▶ [WORK TASK]:
Reproduce the data shown below exactly.

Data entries
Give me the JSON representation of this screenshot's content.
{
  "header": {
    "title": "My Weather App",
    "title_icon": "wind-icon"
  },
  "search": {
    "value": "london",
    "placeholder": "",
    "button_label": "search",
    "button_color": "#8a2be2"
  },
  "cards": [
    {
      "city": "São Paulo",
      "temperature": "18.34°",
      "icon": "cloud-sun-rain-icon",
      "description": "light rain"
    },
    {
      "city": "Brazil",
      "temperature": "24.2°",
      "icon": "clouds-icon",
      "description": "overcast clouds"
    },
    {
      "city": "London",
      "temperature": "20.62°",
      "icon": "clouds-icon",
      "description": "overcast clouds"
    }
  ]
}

▶ [RESULT OF THE EXERCISE]:
Give me the JSON representation of this screenshot's content.
{
  "header": {
    "title": "My Weather App",
    "title_icon": "wind-icon"
  },
  "search": {
    "value": "london",
    "placeholder": "",
    "button_label": "search",
    "button_color": "#8a2be2"
  },
  "cards": [
    {
      "city": "São Paulo",
      "temperature": "18.34°",
      "icon": "cloud-sun-rain-icon",
      "description": "light rain"
    },
    {
      "city": "Brazil",
      "temperature": "24.2°",
      "icon": "clouds-icon",
      "description": "overcast clouds"
    },
    {
      "city": "London",
      "temperature": "20.62°",
      "icon": "clouds-icon",
      "description": "overcast clouds"
    }
  ]
}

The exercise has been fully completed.